[YOUR ASSIGNMENT] A faithful copy is needed. Set down all of the data below exactly.

Element data from apps and pages:

----------

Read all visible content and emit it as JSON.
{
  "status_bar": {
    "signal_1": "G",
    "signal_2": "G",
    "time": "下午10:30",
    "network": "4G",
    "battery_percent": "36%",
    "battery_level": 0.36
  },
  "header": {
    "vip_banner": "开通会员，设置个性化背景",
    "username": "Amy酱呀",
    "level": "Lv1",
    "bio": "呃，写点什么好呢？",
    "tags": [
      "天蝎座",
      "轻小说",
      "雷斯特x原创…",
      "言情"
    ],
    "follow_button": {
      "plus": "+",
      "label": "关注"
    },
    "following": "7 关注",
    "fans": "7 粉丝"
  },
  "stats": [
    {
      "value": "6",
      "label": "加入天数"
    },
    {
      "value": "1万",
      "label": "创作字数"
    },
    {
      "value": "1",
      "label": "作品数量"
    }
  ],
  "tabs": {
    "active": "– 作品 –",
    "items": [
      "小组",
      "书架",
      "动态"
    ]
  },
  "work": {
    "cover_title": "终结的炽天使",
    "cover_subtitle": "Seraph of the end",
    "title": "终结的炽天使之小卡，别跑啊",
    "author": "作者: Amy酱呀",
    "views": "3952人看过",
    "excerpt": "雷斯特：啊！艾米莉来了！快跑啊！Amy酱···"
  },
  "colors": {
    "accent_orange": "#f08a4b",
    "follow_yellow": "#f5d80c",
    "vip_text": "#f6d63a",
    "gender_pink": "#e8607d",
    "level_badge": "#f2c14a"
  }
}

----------

[EXERCISE SOLUTION]
Read all visible content and emit it as JSON.
{
  "status_bar": {
    "signal_1": "G",
    "signal_2": "G",
    "time": "下午10:30",
    "network": "4G",
    "battery_percent": "36%",
    "battery_level": 0.36
  },
  "header": {
    "vip_banner": "开通会员，设置个性化背景",
    "username": "Amy酱呀",
    "level": "Lv1",
    "bio": "呃，写点什么好呢？",
    "tags": [
      "天蝎座",
      "轻小说",
      "雷斯特x原创…",
      "言情"
    ],
    "follow_button": {
      "plus": "+",
      "label": "关注"
    },
    "following": "7 关注",
    "fans": "7 粉丝"
  },
  "stats": [
    {
      "value": "6",
      "label": "加入天数"
    },
    {
      "value": "1万",
      "label": "创作字数"
    },
    {
      "value": "1",
      "label": "作品数量"
    }
  ],
  "tabs": {
    "active": "– 作品 –",
    "items": [
      "小组",
      "书架",
      "动态"
    ]
  },
  "work": {
    "cover_title": "终结的炽天使",
    "cover_subtitle": "Seraph of the end",
    "title": "终结的炽天使之小卡，别跑啊",
    "author": "作者: Amy酱呀",
    "views": "3952人看过",
    "excerpt": "雷斯特：啊！艾米莉来了！快跑啊！Amy酱···"
  },
  "colors": {
    "accent_orange": "#f08a4b",
    "follow_yellow": "#f5d80c",
    "vip_text": "#f6d63a",
    "gender_pink": "#e8607d",
    "level_badge": "#f2c14a"
  }
}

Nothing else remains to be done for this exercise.